Dr. Sarah Sayeed is Director of Community Partnerships at the Interfaith Center of New York City. Among the programs she oversees are the Rabbi Marshall T. Meyer Retreats for Social Justice and Muslim-Catholic Initiatives. A former assistant professor at Baruch College, Sarah graduated from Princeton University in 1990 and earned her Ph.D. in communications from the Annenberg School for Communications. Sarah is a board member of Women in Islam, Inc. , and she has authored numerous articles about women, Islam, and public health.
Jules Hermes, West Coast Coordinator, Interfaith Oceans photographer and production specialist, is also a communications professional. She has for decades followed a passion to document scenes of life around the world that represent the intimacies of human thoughts and their connection to nature. Author and photographer of numerous books that focus on youth, art and compassion for all beings, Hermes attempts to convey the insoluble spirit of the people living on this pale blue planet. Water and world religions have been a constant theme in her life, from growing up in a large Roman Catholic family in Minnesota—Land of 10,000 Lakes—to living India, where the sacred Ganges River flows. A graduate of UCLA, Hermes lives on the West Coast in Southern California. Her deep love and respect for the oceans—and mountains—is a reflection of her surrender to the greatest mystery: the Infinite and Unknowable. She has worked as the communications director for the American Refugee Committee and Global Volunteers and run her own press. Her children's books on the youth of India, Micronesia, Morocco, Guatemala, and Bolivia have impressed reviewers and readers with their moving photographs and text. She has also interviewed, photographed, and written a children's biography of the 14th Dalai Lama.

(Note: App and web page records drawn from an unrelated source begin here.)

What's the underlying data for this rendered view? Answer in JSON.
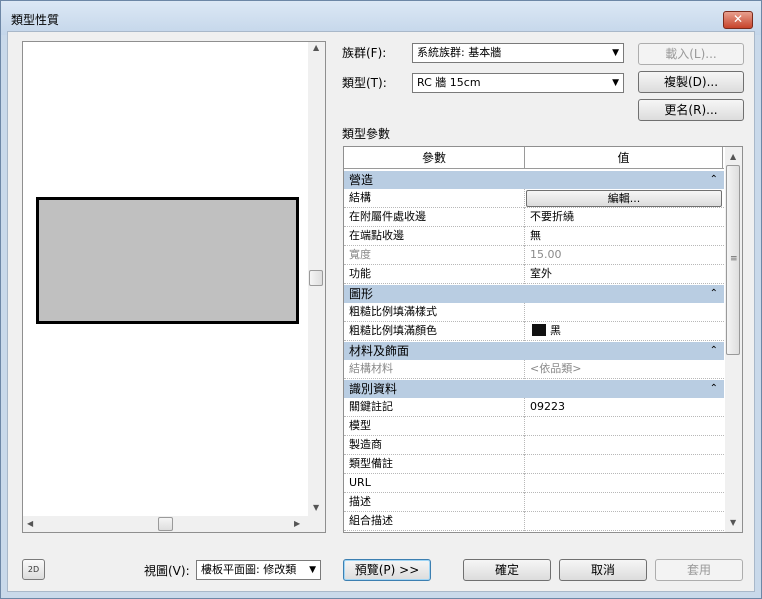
{
  "window": {
    "title": "類型性質",
    "close_glyph": "✕"
  },
  "family": {
    "label": "族群(F):",
    "value": "系統族群: 基本牆"
  },
  "type": {
    "label": "類型(T):",
    "value": "RC 牆 15cm"
  },
  "buttons": {
    "load": "載入(L)...",
    "duplicate": "複製(D)...",
    "rename": "更名(R)...",
    "preview": "預覽(P) >>",
    "ok": "確定",
    "cancel": "取消",
    "apply": "套用"
  },
  "type_params_label": "類型參數",
  "table": {
    "col_param": "參數",
    "col_value": "值",
    "groups": [
      {
        "name": "營造",
        "rows": [
          {
            "param": "結構",
            "value": "編輯...",
            "kind": "button"
          },
          {
            "param": "在附屬件處收邊",
            "value": "不要折繞"
          },
          {
            "param": "在端點收邊",
            "value": "無"
          },
          {
            "param": "寬度",
            "value": "15.00",
            "kind": "grey"
          },
          {
            "param": "功能",
            "value": "室外"
          }
        ]
      },
      {
        "name": "圖形",
        "rows": [
          {
            "param": "粗糙比例填滿樣式",
            "value": ""
          },
          {
            "param": "粗糙比例填滿顏色",
            "value": "黑",
            "kind": "swatch"
          }
        ]
      },
      {
        "name": "材料及飾面",
        "rows": [
          {
            "param": "結構材料",
            "value": "<依品類>",
            "kind": "grey"
          }
        ]
      },
      {
        "name": "識別資料",
        "rows": [
          {
            "param": "關鍵註記",
            "value": "09223"
          },
          {
            "param": "模型",
            "value": ""
          },
          {
            "param": "製造商",
            "value": ""
          },
          {
            "param": "類型備註",
            "value": ""
          },
          {
            "param": "URL",
            "value": ""
          },
          {
            "param": "描述",
            "value": ""
          },
          {
            "param": "組合描述",
            "value": ""
          }
        ]
      }
    ]
  },
  "view": {
    "label": "視圖(V):",
    "value": "樓板平面圖: 修改類"
  },
  "view2d_icon_text": "2D",
  "colors": {
    "group_header": "#b9cde2",
    "titlebar": "#c4d6ea",
    "close": "#c7432b"
  }
}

Kristen Mitchell, Ph.D. has worked on ocean issues for more than 10 years, first as a scientist, and now in policy. As a AAAS Congressional Fellow she helped write legislation aimed at reducing pollution in the ocean. Twice, Kristen has sailed the Pacific Ocean with Sea Education Association, first as a student then as a guest scientist aboard the Plastics at SEA: North Pacific Expedition in 2012 where she investigated the relationship between plastic and marine chemistry. At Eckerd College, Kristen was a member of the sailing team and graduated with a degree in marine chemistry. After graduation she moved to Denmark as a Fulbright scholar. She earned her Ph.D. from Utrecht University in the Netherlands, but worked on her dissertation at Georgia Institute of Technology and the University of Waterloo, with extensive collaboration at the University of Illinois Urbana-Champaign. Kristen did postdoctoral research into using remote sensing techniques to map and quantify marine debris at the University of Waterloo. Kristen has authored several peer-reviewed scientific articles. Kristen can be found regularly in the Sant Ocean Hall at the Smithsonian National Museum of Natural History where she is a volunteer.
Mirjana Mataya, student at the University of Wisconsin-Madison in zoology, was part of the first interfaith ocean ethics expedition, working to help film proceedings and add insights as a teenager. Long an advocate of working to save species, she started her own environmental club and website when she was in elementary and middle school. The oceans and marine species are of particular interest to her, and she hopes to find ways to be part of ocean preservation and restoration efforts. She loves music and art, and will do what she can to get youth involved in this project.
Dmitri Mataya, administrative page, assisted at the U.S. Senate briefing and Netherlands Embassy Reception. He stands ready to assist on additional events. He is currently an engineering student at the University of St. Thomas, St. Paul.